The News Service
Protecting Our Parents: New Legislation Takes a Proactive Approach
Public policy, not market forces, should help struggling nursing homes improve. A bill introduced by Rep. Patrick Kennedy, D-R.I., leads the way by providing a variety of incentives.
Recent nursing home scandals in Rhode Island are only the latest in a long history of problems that have been repeated throughout the country. In the last six months alone, reports about poor care and outright abuse in nursing homes have surfaced in Massachusetts, Mississippi, California, Illinois, Missouri and Washington, D.C. We cannot ignore the headlines. The aging of the population, the continuing push to transform hospitals into intensive care units, and the sheer size of the aged and disabled population means that something like nursing homes will be with us for the foreseeable future – even if we invest more in home care services and alternatives like assisted living.
Nursing home scandals arise periodically because caring for other people’s mothers is hard work, poorly rewarded, heavily regulated but erratically monitored in an institutional environment where few of us would choose to spend our final months. Conflicts of fundamental values – safety vs. autonomy, homelike vs. sterile – abound, yet society requires nursing facilities to resolve them, when in our own homes we are free to make choices that reflect our own values. Resolving these conflicts means establishing a single definition of “good quality” when all of us recognize that we have many.
The difficult job of providing care in nursing homes is compounded by staffing shortages, inexperienced managers, inadequate reimbursement and competition for resources from other health care providers like hospitals, which have greater resources and garner more respect from the public.
Still, most nursing homes manage to serve their residents reasonably well. Recent research suggests that quality problems tend to be concentrated in about 15 percent of nursing homes, which tend to serve primarily poor, frequently minority, residents and have fewer staff. Those facilities engender more regulatory citations for deficient care.
Recent national policies to stimulate competition by publishing quality “report cards” of nursing homes may result in these lower-tier homes closing, leaving rural and poor urban communities with fewer long-term care options and jobs. Rather than allowing the “invisible hand” of the market to disproportionately disadvantage certain groups, we believe that government should take a more proactive role in helping these facilities improve by attracting more and better staff, facilitating quality improvement efforts and finding ways to manage the societal risk of having underperforming providers serve vulnerable people.

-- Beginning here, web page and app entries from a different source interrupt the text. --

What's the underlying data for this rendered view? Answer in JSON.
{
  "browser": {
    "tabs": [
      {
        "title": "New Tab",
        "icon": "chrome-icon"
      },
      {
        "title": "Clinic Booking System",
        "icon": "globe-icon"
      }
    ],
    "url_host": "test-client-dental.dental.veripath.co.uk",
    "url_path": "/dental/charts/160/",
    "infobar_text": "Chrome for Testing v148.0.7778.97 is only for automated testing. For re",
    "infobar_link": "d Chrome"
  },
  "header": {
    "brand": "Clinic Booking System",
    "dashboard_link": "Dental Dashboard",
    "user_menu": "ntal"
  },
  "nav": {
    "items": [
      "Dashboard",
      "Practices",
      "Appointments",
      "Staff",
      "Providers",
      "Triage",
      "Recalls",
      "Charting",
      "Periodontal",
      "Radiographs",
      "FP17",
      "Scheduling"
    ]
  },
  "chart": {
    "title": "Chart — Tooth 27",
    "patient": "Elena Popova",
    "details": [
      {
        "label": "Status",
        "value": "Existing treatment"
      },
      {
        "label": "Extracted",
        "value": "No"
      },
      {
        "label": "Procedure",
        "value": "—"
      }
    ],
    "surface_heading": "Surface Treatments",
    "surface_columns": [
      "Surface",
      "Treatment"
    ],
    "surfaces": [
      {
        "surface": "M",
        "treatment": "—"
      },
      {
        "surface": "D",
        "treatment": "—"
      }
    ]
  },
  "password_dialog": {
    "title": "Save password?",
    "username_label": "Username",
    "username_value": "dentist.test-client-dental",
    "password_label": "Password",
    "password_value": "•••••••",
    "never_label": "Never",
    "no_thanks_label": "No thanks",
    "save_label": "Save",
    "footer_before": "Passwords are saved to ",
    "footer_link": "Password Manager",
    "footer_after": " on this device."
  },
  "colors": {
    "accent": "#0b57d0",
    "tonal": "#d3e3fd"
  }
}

Rep. Patrick Kennedy, D-R.I., has introduced legislation that establishes a national agenda to improve care in these facilities, which he terms as “under-served.” The “Managing Our Medicare and Medicaid Services and Protecting our Parents Act” proposes a loan repayment program, training programs and efforts to increase family involvement in nursing homes. Professional nursing staff and administrators could have educational loans partly forgiven, much as physicians can pay back educational loans by serving in rural areas. State-sponsored training programs and special quality improvement programs would be targeted at these facilities. Finally, the bill proposes reinstituting a requirement that states must pay facilities the cost of caring for residents and requests an increased federal share of funding to meet this need. We applaud this effort to target staff incentives and improvement resources at the facilities likely to need them the most. States could reinforce this by tying future increases in payment rates to increases in staffing.
Of course, if the ownership and management of these facilities are not able to turn them around, states must be able to exercise existing regulatory authority to protect the health and safety of the residents. If need be, this could include identifying alternate operators to administer the facility and serve residents’ needs while the fate of a chronically poor facility and the residents it serves is decided. The goal here is to align federal and state financing and payment incentives so that they are in concert with federal and state regulatory and quality review functions.